Assignment:
Please reproduce every entry, keeping each one exact.

Source data:
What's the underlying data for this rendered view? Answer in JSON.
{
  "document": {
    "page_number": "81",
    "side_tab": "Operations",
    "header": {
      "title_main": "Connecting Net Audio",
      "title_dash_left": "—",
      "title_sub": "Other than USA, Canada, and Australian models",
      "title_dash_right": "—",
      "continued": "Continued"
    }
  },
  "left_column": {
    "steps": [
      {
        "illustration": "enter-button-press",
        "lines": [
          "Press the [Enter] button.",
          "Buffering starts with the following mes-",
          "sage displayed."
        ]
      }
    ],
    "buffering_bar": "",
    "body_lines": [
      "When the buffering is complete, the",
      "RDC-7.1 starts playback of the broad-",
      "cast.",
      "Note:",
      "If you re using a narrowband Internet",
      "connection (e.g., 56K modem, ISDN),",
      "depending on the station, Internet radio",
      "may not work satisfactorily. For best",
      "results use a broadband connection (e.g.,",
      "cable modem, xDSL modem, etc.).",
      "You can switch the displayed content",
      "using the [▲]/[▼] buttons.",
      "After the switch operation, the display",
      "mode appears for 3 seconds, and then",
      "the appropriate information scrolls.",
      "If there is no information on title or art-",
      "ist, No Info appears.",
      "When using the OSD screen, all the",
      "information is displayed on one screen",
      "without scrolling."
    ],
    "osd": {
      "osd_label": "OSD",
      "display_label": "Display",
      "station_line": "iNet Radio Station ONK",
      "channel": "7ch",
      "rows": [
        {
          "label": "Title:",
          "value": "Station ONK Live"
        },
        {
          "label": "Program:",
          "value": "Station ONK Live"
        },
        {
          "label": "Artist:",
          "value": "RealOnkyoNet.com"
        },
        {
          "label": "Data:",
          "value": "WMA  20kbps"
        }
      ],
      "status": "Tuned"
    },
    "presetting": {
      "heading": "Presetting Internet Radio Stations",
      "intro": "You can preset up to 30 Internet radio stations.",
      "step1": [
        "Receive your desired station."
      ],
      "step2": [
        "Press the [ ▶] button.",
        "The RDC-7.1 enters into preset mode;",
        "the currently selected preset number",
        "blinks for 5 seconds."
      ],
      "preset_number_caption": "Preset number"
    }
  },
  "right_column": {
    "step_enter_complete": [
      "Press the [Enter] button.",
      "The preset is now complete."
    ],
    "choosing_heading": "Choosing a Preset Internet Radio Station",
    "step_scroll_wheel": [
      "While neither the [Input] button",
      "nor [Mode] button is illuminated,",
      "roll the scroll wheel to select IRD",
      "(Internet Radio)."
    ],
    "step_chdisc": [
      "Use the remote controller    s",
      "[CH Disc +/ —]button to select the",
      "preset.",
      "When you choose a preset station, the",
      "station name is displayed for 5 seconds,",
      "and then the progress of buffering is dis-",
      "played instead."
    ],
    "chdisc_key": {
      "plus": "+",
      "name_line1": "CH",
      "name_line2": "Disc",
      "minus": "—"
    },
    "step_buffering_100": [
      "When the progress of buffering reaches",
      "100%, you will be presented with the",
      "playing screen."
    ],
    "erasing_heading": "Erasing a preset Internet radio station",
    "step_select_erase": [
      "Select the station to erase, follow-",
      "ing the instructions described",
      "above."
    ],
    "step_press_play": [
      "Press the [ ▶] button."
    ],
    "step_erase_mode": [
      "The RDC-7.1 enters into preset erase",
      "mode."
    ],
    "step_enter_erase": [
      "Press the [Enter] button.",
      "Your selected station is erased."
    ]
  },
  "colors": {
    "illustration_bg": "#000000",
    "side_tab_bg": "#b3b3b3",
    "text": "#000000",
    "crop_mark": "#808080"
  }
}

Solution for this exercise:
What's the underlying data for this rendered view? Answer in JSON.
{
  "document": {
    "page_number": "81",
    "side_tab": "Operations",
    "header": {
      "title_main": "Connecting Net Audio",
      "title_dash_left": "—",
      "title_sub": "Other than USA, Canada, and Australian models",
      "title_dash_right": "—",
      "continued": "Continued"
    }
  },
  "left_column": {
    "steps": [
      {
        "illustration": "enter-button-press",
        "lines": [
          "Press the [Enter] button.",
          "Buffering starts with the following mes-",
          "sage displayed."
        ]
      }
    ],
    "buffering_bar": "",
    "body_lines": [
      "When the buffering is complete, the",
      "RDC-7.1 starts playback of the broad-",
      "cast.",
      "Note:",
      "If you re using a narrowband Internet",
      "connection (e.g., 56K modem, ISDN),",
      "depending on the station, Internet radio",
      "may not work satisfactorily. For best",
      "results use a broadband connection (e.g.,",
      "cable modem, xDSL modem, etc.).",
      "You can switch the displayed content",
      "using the [▲]/[▼] buttons.",
      "After the switch operation, the display",
      "mode appears for 3 seconds, and then",
      "the appropriate information scrolls.",
      "If there is no information on title or art-",
      "ist, No Info appears.",
      "When using the OSD screen, all the",
      "information is displayed on one screen",
      "without scrolling."
    ],
    "osd": {
      "osd_label": "OSD",
      "display_label": "Display",
      "station_line": "iNet Radio Station ONK",
      "channel": "7ch",
      "rows": [
        {
          "label": "Title:",
          "value": "Station ONK Live"
        },
        {
          "label": "Program:",
          "value": "Station ONK Live"
        },
        {
          "label": "Artist:",
          "value": "RealOnkyoNet.com"
        },
        {
          "label": "Data:",
          "value": "WMA  20kbps"
        }
      ],
      "status": "Tuned"
    },
    "presetting": {
      "heading": "Presetting Internet Radio Stations",
      "intro": "You can preset up to 30 Internet radio stations.",
      "step1": [
        "Receive your desired station."
      ],
      "step2": [
        "Press the [ ▶] button.",
        "The RDC-7.1 enters into preset mode;",
        "the currently selected preset number",
        "blinks for 5 seconds."
      ],
      "preset_number_caption": "Preset number"
    }
  },
  "right_column": {
    "step_enter_complete": [
      "Press the [Enter] button.",
      "The preset is now complete."
    ],
    "choosing_heading": "Choosing a Preset Internet Radio Station",
    "step_scroll_wheel": [
      "While neither the [Input] button",
      "nor [Mode] button is illuminated,",
      "roll the scroll wheel to select IRD",
      "(Internet Radio)."
    ],
    "step_chdisc": [
      "Use the remote controller    s",
      "[CH Disc +/ —]button to select the",
      "preset.",
      "When you choose a preset station, the",
      "station name is displayed for 5 seconds,",
      "and then the progress of buffering is dis-",
      "played instead."
    ],
    "chdisc_key": {
      "plus": "+",
      "name_line1": "CH",
      "name_line2": "Disc",
      "minus": "—"
    },
    "step_buffering_100": [
      "When the progress of buffering reaches",
      "100%, you will be presented with the",
      "playing screen."
    ],
    "erasing_heading": "Erasing a preset Internet radio station",
    "step_select_erase": [
      "Select the station to erase, follow-",
      "ing the instructions described",
      "above."
    ],
    "step_press_play": [
      "Press the [ ▶] button."
    ],
    "step_erase_mode": [
      "The RDC-7.1 enters into preset erase",
      "mode."
    ],
    "step_enter_erase": [
      "Press the [Enter] button.",
      "Your selected station is erased."
    ]
  },
  "colors": {
    "illustration_bg": "#000000",
    "side_tab_bg": "#b3b3b3",
    "text": "#000000",
    "crop_mark": "#808080"
  }
}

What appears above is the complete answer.